Cindy bent down over the man and she got a good look at his inquisitive bright blue eyes shaded under bushy eyebrows. He tugged at his grey beard and probably wondered why this young woman was coming up to him.

“Have you eaten today?”

“No, Ma’am.”

“Would you like to?”

She opened the container which let out a breath of steam. There was piping hot rice and savory meat perfectly arranged in the tray. His lip quivered as he glanced at Cindy then back at the food. “You mean I don’t have to go garbage pickin’?”

Cindy tore open the plastic baggie containing a fork, knife, and napkin and gave it to him. “Not tonight.”

“Wow. Lady you just answered my prayers.” The man accepted Cindy’s gift and took a mouthful of lamb, rice, and chicken. “Mm, mm, mmm. Thank you,” he said between bites. “Thank you so much.” He hungrily attacked the food barely taking a moment to breathe.

“There’s one more thing.” Cindy opened her purse while the man munched away. He nearly dropped his fork when he looked up from the container and saw the one hundred dollar bill in her hand. “Take it.”

“Cind—” Jadie bit her tongue and decided against saying anything. Not that it mattered, the annoyed look on her face said it all.

“That’s too much money, Ma’am. I can’t accept it.”

“I want you to have it.”

The homeless man shook his head. “I don’t deserve no help. You already done enough for me and I thank God for you providing me a hot meal.”

“Please take it.”

Cindy put the hundred dollar bill in his hand and he started to weep. “I really appreciate this. No one’s ever given a crap about me before except for my momma, God rest her soul. Thank you so much.”

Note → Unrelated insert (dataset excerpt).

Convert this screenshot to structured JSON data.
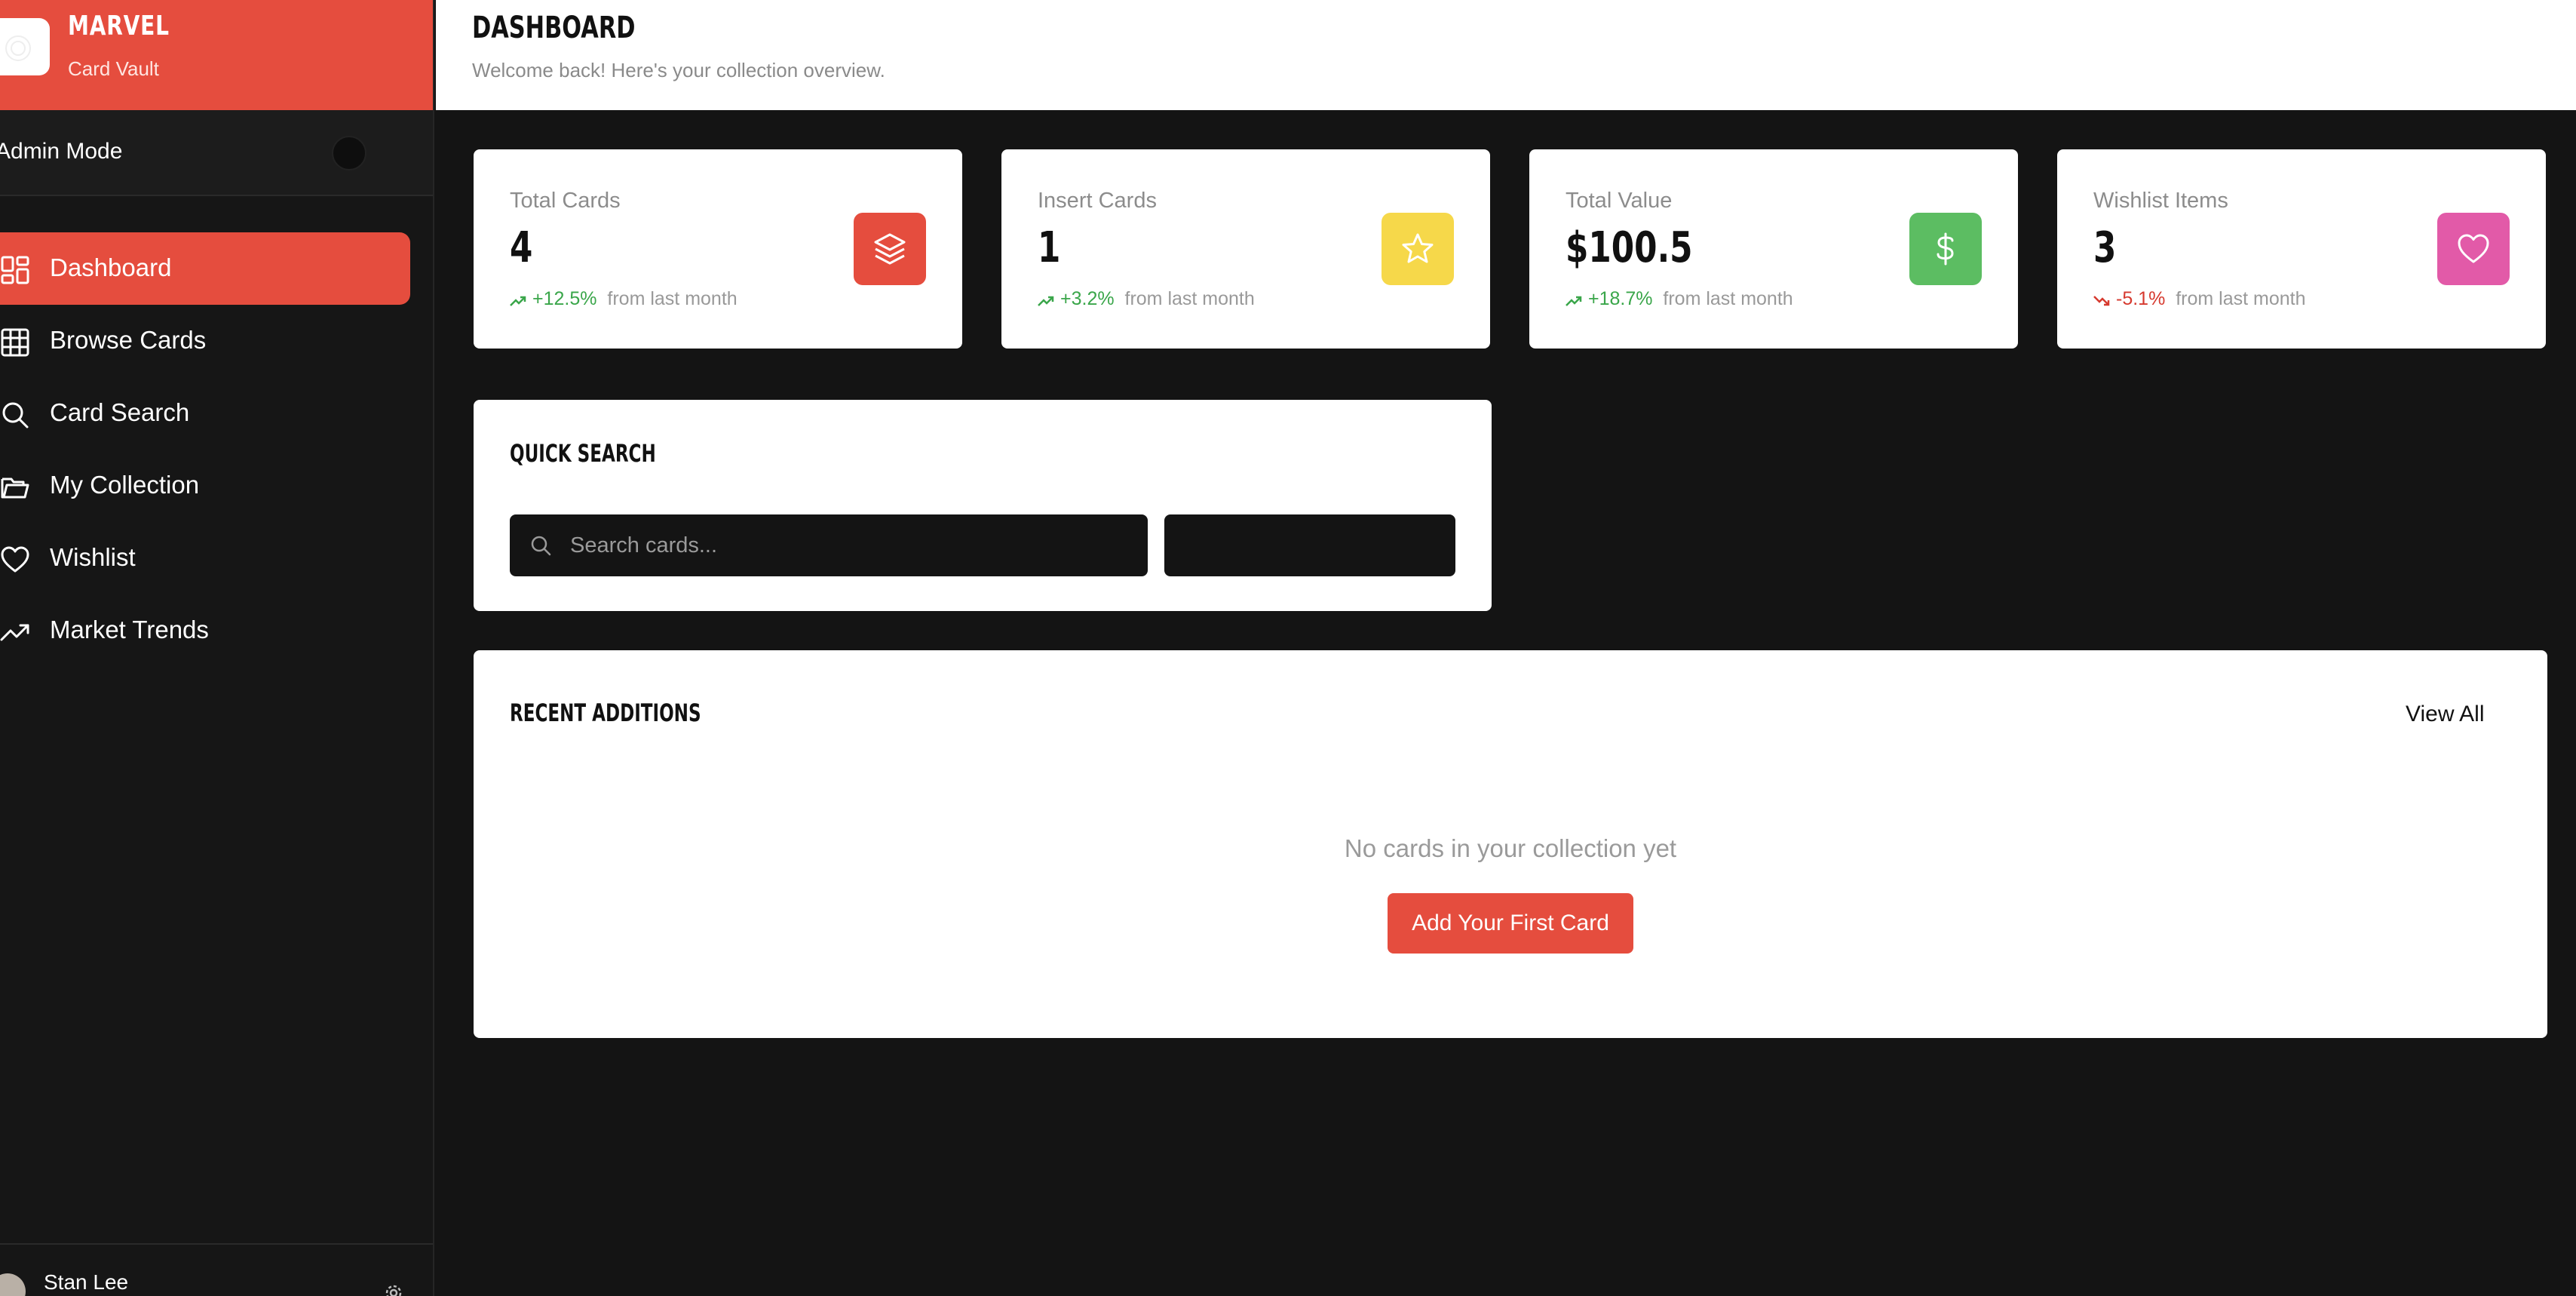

Cindy leaned in and gave the man a hug. He smelled awful and could probably attract flies with his stench, but for right now, in this moment, they were equals and suddenly he didn’t smell so bad anymore.

Wilmar Luna